One in four people are affected by mental health problems yet the stigma that comes with the words ‘mental health’ hasn’t seem to change that much.
Not only that, what I hear from my client’s a lot is that their family, friends and people they generally socialise do not understand exactly what ‘mental health’ means. That can leave them isolated, withdrawn and can have serious impact to their wellbeing.
Time to Talk Day on 6th February encourages everyone to be more open about mental health – to talk, to listen, to change lives.
So, how can one be more open about their mental health problems? Since, I have a private practice and I also help NHS clients, there are two significant issues I see which would need to be addressed first before people with mental health problems are ready to open up about their struggles
1. Awareness as to what constitutes to mental health issues
2. Normalising the subject so that people, especially men, feel more comfortable to talk about their feelings.
Whilst the subject of mental health has been topical for quite some time, there is still a lot of misconceptions around the issue. Mental health covers problems such as stress and anxiety, which 1 in 6 people experience to some of the more severe problems, such as personality disorders and psychotic illnesses. The likelihood therefore is that people you see today, who run their household, go to work, have hobbies, walk their dogs are all people that might be struggling with some part of their mental health. They are everyday people, like me and you. Not people to be avoided or scared of.
One of the biggest concerns I have as a therapist is seeing so few men talking about their feelings. We still seem to live in a society where man’s job is to go to work, feed their family. Be this ‘macho man’ not vulnerable and show their feelings. At the same time, we are emotional creatures and we need to express ourselves because if we don’t, it can often surface through resentment, anger and in worse cases, withdrawal, alcohol and drug abuse and suicidal thoughts.
The statistics show that women are more likely than men to have a common mental health problem and it makes sense 9 clients out of 10 are women.
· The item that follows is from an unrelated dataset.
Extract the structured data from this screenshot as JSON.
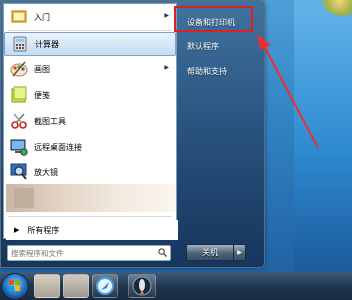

The thing is that it is not that men don’t struggle with mental health problems, it is, in my opinion, that men don’t go to the doctors to get diagnosed because of the stigma attached to expressing their feelings and mental health. It is therefore crucial that we begin to normalise men talking about feelings and encourage them to let their guard down and take time to talk.
We as a society, need to shift our focus from living in a cave as hunter gatherers, where men had a certain part in the heard and provide them more space to safely express their feelings and struggles without judgement. We need to recognise that men have been put under enormous pressures to be ‘certain way’ for centuries which has resulted men being 78% of the statistics that take their own life.
It is our responsibility to take a step back from our busy lives, notice and recognise the struggles that could be happening to our loved ones and encourage them to take time to talk.
Laura Lohk is a transformational therapist and coach helping people to identify and eliminate unconscious and conscious blocks from the root so that they can increase their mind and body wellbeing. For more information, please visit www.lauralohk.com